### Task description
All the entries need to be quoted exactly, apart from the pictures, which you should drop.

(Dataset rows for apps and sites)
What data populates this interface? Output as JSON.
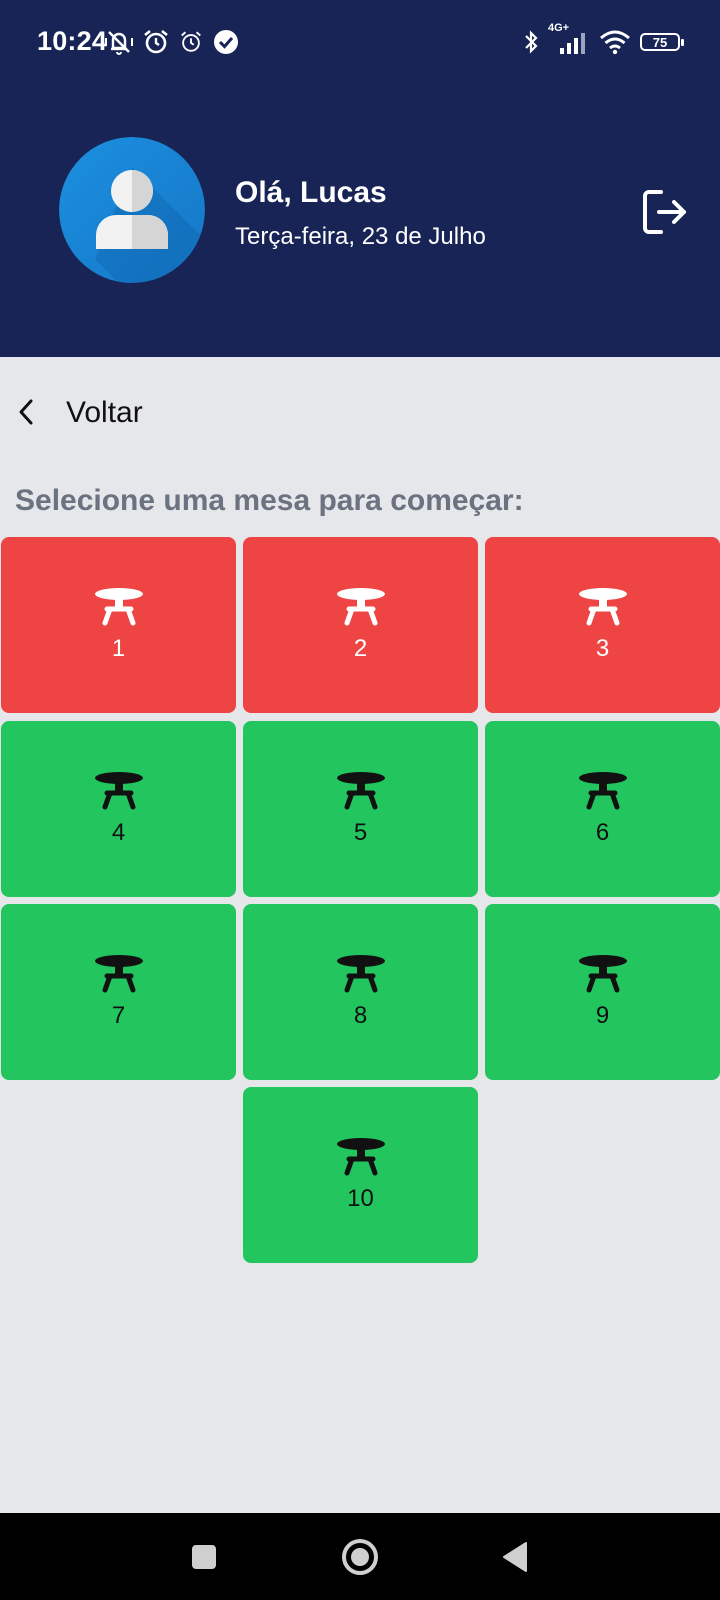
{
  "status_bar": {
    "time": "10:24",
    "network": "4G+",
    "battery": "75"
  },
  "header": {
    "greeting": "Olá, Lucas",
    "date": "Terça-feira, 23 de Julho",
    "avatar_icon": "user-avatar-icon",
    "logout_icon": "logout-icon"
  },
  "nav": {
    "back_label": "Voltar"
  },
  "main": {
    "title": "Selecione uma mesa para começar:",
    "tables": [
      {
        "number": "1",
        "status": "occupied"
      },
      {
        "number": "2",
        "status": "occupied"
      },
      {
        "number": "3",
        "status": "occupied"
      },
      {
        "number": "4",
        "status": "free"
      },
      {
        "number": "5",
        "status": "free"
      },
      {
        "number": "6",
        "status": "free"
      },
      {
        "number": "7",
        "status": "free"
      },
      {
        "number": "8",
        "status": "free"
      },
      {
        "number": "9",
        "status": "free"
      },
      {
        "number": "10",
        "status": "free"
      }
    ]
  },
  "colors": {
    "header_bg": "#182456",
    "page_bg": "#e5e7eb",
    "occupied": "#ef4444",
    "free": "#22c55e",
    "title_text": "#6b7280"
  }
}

### Answer to the exercise
What data populates this interface? Output as JSON.
{
  "status_bar": {
    "time": "10:24",
    "network": "4G+",
    "battery": "75"
  },
  "header": {
    "greeting": "Olá, Lucas",
    "date": "Terça-feira, 23 de Julho",
    "avatar_icon": "user-avatar-icon",
    "logout_icon": "logout-icon"
  },
  "nav": {
    "back_label": "Voltar"
  },
  "main": {
    "title": "Selecione uma mesa para começar:",
    "tables": [
      {
        "number": "1",
        "status": "occupied"
      },
      {
        "number": "2",
        "status": "occupied"
      },
      {
        "number": "3",
        "status": "occupied"
      },
      {
        "number": "4",
        "status": "free"
      },
      {
        "number": "5",
        "status": "free"
      },
      {
        "number": "6",
        "status": "free"
      },
      {
        "number": "7",
        "status": "free"
      },
      {
        "number": "8",
        "status": "free"
      },
      {
        "number": "9",
        "status": "free"
      },
      {
        "number": "10",
        "status": "free"
      }
    ]
  },
  "colors": {
    "header_bg": "#182456",
    "page_bg": "#e5e7eb",
    "occupied": "#ef4444",
    "free": "#22c55e",
    "title_text": "#6b7280"
  }
}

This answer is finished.